I guess I hadn't explored the Navigator well enough - it does indeed have some handy features I wasn't aware of. As for points 2/3, I was hoping:
A) For a quicker method than having to explicitly define a work plane before changing the view. In particular to create the view down a line I have to generate an infinite plane using that line as the normal (or draw two lines perpendicular to the initial one at some point on it), then set the workplane to the new plane/line pair, then view the plane. It works, it's just more steps than I'd like - and the only thing the extra plane/lines are used for is to define the view, so they're just more clutter on the drawing. (Yes, I can create a separate layer for the user view planes and hide it when not needed, but that just adds another step...) And for some of the things I'm working on I might need to create dozens of view planes (and then remember which saved view corresponds to which ray I'm following) - having a quick "view down the selected line" option would save a lot of work.
B) For an easier way to rotate the view by 90º about the current screen axes - perhaps by Shift-clicking on the Navigator's arrows. Changing the Navigator step size is inconvenient at best - most of the time 5º is fine, changing it to 90º for a single click and then back to 5º again isn't much better than clicking 18 times to get a 90º rotation.
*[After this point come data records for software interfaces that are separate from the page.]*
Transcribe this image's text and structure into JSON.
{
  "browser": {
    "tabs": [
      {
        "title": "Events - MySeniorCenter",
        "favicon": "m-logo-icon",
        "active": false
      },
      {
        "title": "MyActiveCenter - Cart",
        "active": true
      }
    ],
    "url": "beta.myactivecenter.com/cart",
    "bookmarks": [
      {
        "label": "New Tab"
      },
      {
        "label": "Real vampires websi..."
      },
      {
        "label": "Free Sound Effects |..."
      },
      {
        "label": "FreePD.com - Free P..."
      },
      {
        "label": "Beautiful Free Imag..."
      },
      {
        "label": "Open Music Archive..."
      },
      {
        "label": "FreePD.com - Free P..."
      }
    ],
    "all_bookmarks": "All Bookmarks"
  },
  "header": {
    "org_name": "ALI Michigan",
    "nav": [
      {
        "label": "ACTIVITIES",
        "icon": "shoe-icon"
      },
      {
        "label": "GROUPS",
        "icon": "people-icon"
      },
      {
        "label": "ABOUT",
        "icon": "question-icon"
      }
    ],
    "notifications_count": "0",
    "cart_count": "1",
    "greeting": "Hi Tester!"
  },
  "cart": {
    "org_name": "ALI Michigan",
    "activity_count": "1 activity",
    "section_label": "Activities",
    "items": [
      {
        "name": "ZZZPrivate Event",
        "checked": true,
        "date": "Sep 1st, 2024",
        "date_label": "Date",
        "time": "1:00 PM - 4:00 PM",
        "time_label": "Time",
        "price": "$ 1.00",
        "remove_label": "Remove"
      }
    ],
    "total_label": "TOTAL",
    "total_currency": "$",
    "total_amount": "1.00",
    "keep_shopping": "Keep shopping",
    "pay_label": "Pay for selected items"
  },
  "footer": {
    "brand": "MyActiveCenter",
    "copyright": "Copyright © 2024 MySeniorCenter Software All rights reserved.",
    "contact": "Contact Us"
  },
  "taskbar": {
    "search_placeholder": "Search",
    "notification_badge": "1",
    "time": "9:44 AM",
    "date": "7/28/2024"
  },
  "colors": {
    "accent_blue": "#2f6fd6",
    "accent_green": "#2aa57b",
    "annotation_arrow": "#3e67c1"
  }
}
I realize that I can do all of this using the available tools; TCad is pretty powerful, it just could benefit from a touch more friendliness and consistency in the user interface. In my pre-retirement career I spent a lot of time working on user interface development, so maybe I'm overly sensitive to these things; but part of the reason I retired is that my fingers were wearing out from decades of keyboard pounding, so these days anything that eliminates keystrokes and mouse clicks is good!